Mental Health Hosted by the Mental Health Foundation, Mental Health Awareness Week takes place from 18-24 May 2020.
The theme is kindness and last week we held a Meet the Speakers Confidence and Kindness Webinar.
The speakers all touched on how lack of confidence affects mental health, wellness, and wellbeing.
A recording of the webinar is available here.
In prepping for it I mulled over my own mental health over the last few months. Since lockdown it surely goes without saying that virtually everyone’s confidence has taken a battering to some degree. And the worries have ranged from the vain, of which I am partially guilty, to some serious concerns which have also affected me too.
I lost my mum in Nov 2020 and have not been able to hug my dear Dad for over two months now, nor my brother who is looking after him. Seeing Dad through the glass window is heart-breaking but there is no other way currently. I put on a tough confident exterior, so he doesn’t see my pain, but deep down I think he knows. After all it is only six months since we lost mum so he is grieving for his wife of 60 years. And there are literally thousands of other people in the same boat of me. And their are way too many whose boats are in even worst states too.
How are people coping
However, if tough old me is feeling the way I do from time to time during this surreal and tragic time, how on earth are others coping. I have friends who suffer from deep depression and others from serious anxiety. I personally had never had a panic attack nor suffered from anxiety until I lost my mum. It is not as bad as it was, but I know Coronavirus certainly has contributed to mine hanging around. That said I am not prone to depression and for that I am thankful.
As we know Mental Health issues range from the tiny to the massively crippling. And it got me thinking about what is affecting people right now. It does seem that some folk who have not had mental health issues before seem to think they are suffering now. And we are reading a lot about those whose diagnosed mental health issues have, by all accounts, spiraled out of control.
I do know there is a fine line between what can be considered being on a downer to becoming depressed. My question is where is that fine line and when do we know whether we have stepped over it.
Personally, I put those concerned with temporary vanity issues particularly for anyone with dyed hair, false nails (me on both counts) to botox, eyelashes and more (not me) in the superficial category. But maybe I’m wrong. Some people might lose huge amounts of confidence which in turn causes them to suffer from mental health issues.
One thing for sure is losing your job, worrying about lone family members or relatives in hospital, concerns about your own health, watching your relationship with your partner deteriorate or worse, and losing someone are much more likely to cause a mental health issue.
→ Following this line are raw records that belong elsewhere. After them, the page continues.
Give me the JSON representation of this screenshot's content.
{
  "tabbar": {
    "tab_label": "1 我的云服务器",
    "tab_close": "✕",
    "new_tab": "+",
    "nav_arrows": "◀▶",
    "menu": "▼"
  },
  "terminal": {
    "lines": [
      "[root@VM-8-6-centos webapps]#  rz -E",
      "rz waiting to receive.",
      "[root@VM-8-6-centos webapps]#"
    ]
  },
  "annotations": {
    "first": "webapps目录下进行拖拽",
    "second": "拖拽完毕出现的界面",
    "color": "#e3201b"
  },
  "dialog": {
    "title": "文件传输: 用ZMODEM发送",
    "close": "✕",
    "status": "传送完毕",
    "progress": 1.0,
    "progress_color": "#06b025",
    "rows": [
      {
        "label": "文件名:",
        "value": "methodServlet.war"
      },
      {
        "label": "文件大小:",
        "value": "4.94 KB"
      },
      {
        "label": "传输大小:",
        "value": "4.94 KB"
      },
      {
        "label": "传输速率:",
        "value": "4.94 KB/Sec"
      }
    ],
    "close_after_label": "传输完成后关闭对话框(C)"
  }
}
Particularly when combined with the situation thrown up by COVID 19
Things I've heard
I have spoken with friends and associates who have said to me during our lengthy virtual conversations:
“why am I furloughed when others haven’t been”
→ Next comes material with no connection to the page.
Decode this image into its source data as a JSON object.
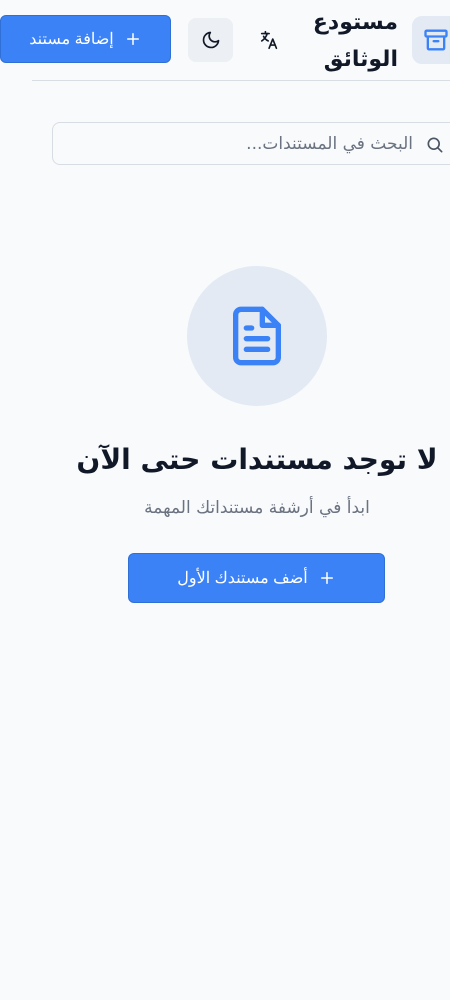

I'm too scared to go out'
“will I lose my job and if so will I find another job”
“How will I cope”
“will I cope if normal life changes forever”
“When will hug my mum or my dad, my brother or my best friend”
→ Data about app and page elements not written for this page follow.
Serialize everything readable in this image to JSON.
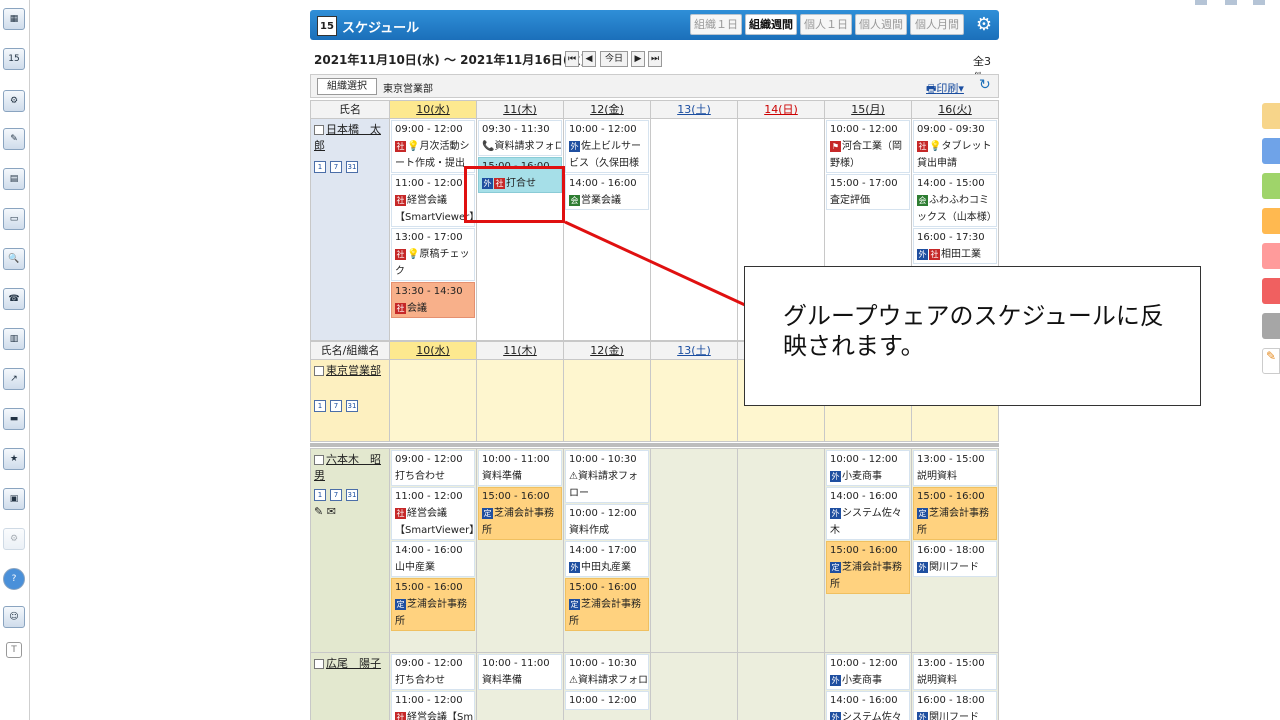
{
  "app": {
    "title": "スケジュール",
    "calendar_icon_day": "15"
  },
  "views": [
    "組織１日",
    "組織週間",
    "個人１日",
    "個人週間",
    "個人月間"
  ],
  "active_view": "組織週間",
  "range": "2021年11月10日(水) ～ 2021年11月16日(火)",
  "nav": {
    "first": "⏮",
    "prev": "◀",
    "today": "今日",
    "next": "▶",
    "last": "⏭"
  },
  "total": "全3件",
  "toolbar": {
    "org_select": "組織選択",
    "org_name": "東京営業部",
    "print": "印刷▾"
  },
  "header1": {
    "name_col": "氏名",
    "days": [
      "10(水)",
      "11(木)",
      "12(金)",
      "13(土)",
      "14(日)",
      "15(月)",
      "16(火)"
    ]
  },
  "header2": {
    "name_col": "氏名/組織名",
    "days": [
      "10(水)",
      "11(木)",
      "12(金)",
      "13(土)"
    ]
  },
  "org_row": {
    "name": "東京営業部"
  },
  "persons": [
    {
      "name": "日本橋　太郎",
      "days": [
        [
          {
            "t": "09:00 - 12:00",
            "d": "💡月次活動シート作成・提出"
          },
          {
            "t": "11:00 - 12:00",
            "d": "経営会議【SmartViewer】"
          },
          {
            "t": "13:00 - 17:00",
            "d": "💡原稿チェック"
          },
          {
            "t": "13:30 - 14:30",
            "d": "会議"
          }
        ],
        [
          {
            "t": "09:30 - 11:30",
            "d": "📞資料請求フォロー"
          },
          {
            "t": "15:00 - 16:00",
            "d": "打合せ"
          }
        ],
        [
          {
            "t": "10:00 - 12:00",
            "d": "佐上ビルサービス（久保田様"
          },
          {
            "t": "14:00 - 16:00",
            "d": "営業会議"
          }
        ],
        [],
        [],
        [
          {
            "t": "10:00 - 12:00",
            "d": "河合工業（岡野様）"
          },
          {
            "t": "15:00 - 17:00",
            "d": "査定評価"
          }
        ],
        [
          {
            "t": "09:00 - 09:30",
            "d": "💡タブレット貸出申請"
          },
          {
            "t": "14:00 - 15:00",
            "d": "ふわふわコミックス（山本様）"
          },
          {
            "t": "16:00 - 17:30",
            "d": "相田工業"
          }
        ]
      ]
    },
    {
      "name": "六本木　昭男",
      "days": [
        [
          {
            "t": "09:00 - 12:00",
            "d": "打ち合わせ"
          },
          {
            "t": "11:00 - 12:00",
            "d": "経営会議【SmartViewer】"
          },
          {
            "t": "14:00 - 16:00",
            "d": "山中産業"
          },
          {
            "t": "15:00 - 16:00",
            "d": "芝浦会計事務所"
          }
        ],
        [
          {
            "t": "10:00 - 11:00",
            "d": "資料準備"
          },
          {
            "t": "15:00 - 16:00",
            "d": "芝浦会計事務所"
          }
        ],
        [
          {
            "t": "10:00 - 10:30",
            "d": "資料請求フォロー"
          },
          {
            "t": "10:00 - 12:00",
            "d": "資料作成"
          },
          {
            "t": "14:00 - 17:00",
            "d": "中田丸産業"
          },
          {
            "t": "15:00 - 16:00",
            "d": "芝浦会計事務所"
          }
        ],
        [],
        [],
        [
          {
            "t": "10:00 - 12:00",
            "d": "小麦商事"
          },
          {
            "t": "14:00 - 16:00",
            "d": "システム佐々木"
          },
          {
            "t": "15:00 - 16:00",
            "d": "芝浦会計事務所"
          }
        ],
        [
          {
            "t": "13:00 - 15:00",
            "d": "説明資料"
          },
          {
            "t": "15:00 - 16:00",
            "d": "芝浦会計事務所"
          },
          {
            "t": "16:00 - 18:00",
            "d": "関川フード"
          }
        ]
      ]
    },
    {
      "name": "広尾　陽子",
      "days": [
        [
          {
            "t": "09:00 - 12:00",
            "d": "打ち合わせ"
          },
          {
            "t": "11:00 - 12:00",
            "d": "経営会議【Sm"
          }
        ],
        [
          {
            "t": "10:00 - 11:00",
            "d": "資料準備"
          }
        ],
        [
          {
            "t": "10:00 - 10:30",
            "d": "資料請求フォロー"
          },
          {
            "t": "10:00 - 12:00",
            "d": ""
          }
        ],
        [],
        [],
        [
          {
            "t": "10:00 - 12:00",
            "d": "小麦商事"
          },
          {
            "t": "14:00 - 16:00",
            "d": "システム佐々"
          }
        ],
        [
          {
            "t": "13:00 - 15:00",
            "d": "説明資料"
          },
          {
            "t": "16:00 - 18:00",
            "d": "関川フード"
          }
        ]
      ]
    }
  ],
  "mini_icons": [
    "1",
    "7",
    "31"
  ],
  "callout": "グループウェアのスケジュールに反映されます。",
  "colors": {
    "header_blue": "#1b6fba",
    "today_col": "#fde98f",
    "highlight_red": "#e01010",
    "event_orange": "#ffd27f"
  }
}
“Will my business survive”
“How will I pay my bills”
“I never got to say goodbye”
The list is endless and ranges from the smallest worry to the very largest and most tragic concerns.
Mental Health Speakers
We have several fine speakers who share their expertise and knowledge of mental health and you can see them here. They include Kerry Daynes, Ferne Cotton, Sonia Beldom, Catrin Pugh, Katie Piper, Ben McBean, Alastair Campbell, Clarke Carlisle and Simon Weston.
Please contact us at anytime to inquire about a speaker or host for any of your forthcoming events be they in person or virtually.
Email firstname.lastname@example.org or call +44 (0) 1332 810481